THE TASK →
Find and copy each line of the records where the string "title" shows up.

--- PROVIDED RECORDS ---

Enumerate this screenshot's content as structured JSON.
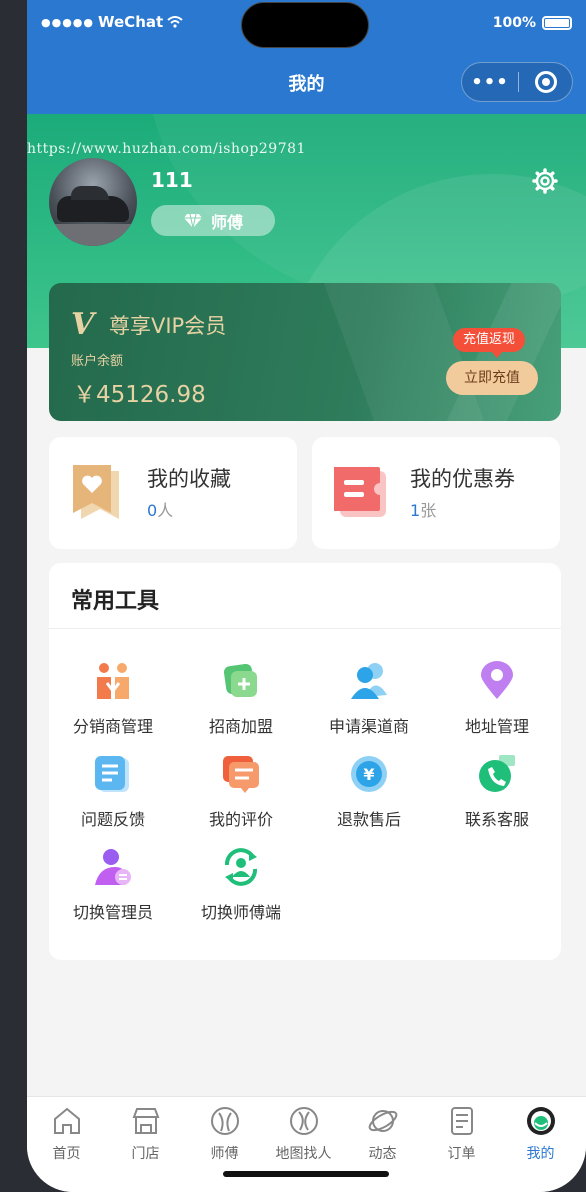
{
  "status": {
    "carrier": "WeChat",
    "battery": "100%"
  },
  "nav": {
    "title": "我的"
  },
  "watermark": "https://www.huzhan.com/ishop29781",
  "profile": {
    "name": "111",
    "role": "师傅"
  },
  "vip": {
    "logo": "V",
    "title": "尊享VIP会员",
    "balance_label": "账户余额",
    "balance": "￥45126.98",
    "promo_tag": "充值返现",
    "recharge_label": "立即充值"
  },
  "cards": [
    {
      "title": "我的收藏",
      "count": "0",
      "unit": "人",
      "icon": "bookmark-heart-icon"
    },
    {
      "title": "我的优惠券",
      "count": "1",
      "unit": "张",
      "icon": "coupon-icon"
    }
  ],
  "tools": {
    "title": "常用工具",
    "items": [
      {
        "label": "分销商管理",
        "icon": "distributor-icon"
      },
      {
        "label": "招商加盟",
        "icon": "franchise-icon"
      },
      {
        "label": "申请渠道商",
        "icon": "channel-apply-icon"
      },
      {
        "label": "地址管理",
        "icon": "location-pin-icon"
      },
      {
        "label": "问题反馈",
        "icon": "feedback-icon"
      },
      {
        "label": "我的评价",
        "icon": "review-icon"
      },
      {
        "label": "退款售后",
        "icon": "refund-icon"
      },
      {
        "label": "联系客服",
        "icon": "phone-service-icon"
      },
      {
        "label": "切换管理员",
        "icon": "switch-admin-icon"
      },
      {
        "label": "切换师傅端",
        "icon": "switch-master-icon"
      }
    ]
  },
  "tabs": [
    {
      "label": "首页",
      "icon": "home-icon"
    },
    {
      "label": "门店",
      "icon": "store-icon"
    },
    {
      "label": "师傅",
      "icon": "master-icon"
    },
    {
      "label": "地图找人",
      "icon": "map-icon"
    },
    {
      "label": "动态",
      "icon": "planet-icon"
    },
    {
      "label": "订单",
      "icon": "order-icon"
    },
    {
      "label": "我的",
      "icon": "mine-icon",
      "active": true
    }
  ],
  "colors": {
    "primary": "#2b78d0",
    "hero_green": "#1bab7a",
    "vip_gold": "#e7d2a3",
    "promo_red": "#f34f39"
  }
}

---

YOUR SOLUTION →
    "title": "我的"
    "title": "尊享VIP会员",
      "title": "我的收藏",
      "title": "我的优惠券",
    "title": "常用工具",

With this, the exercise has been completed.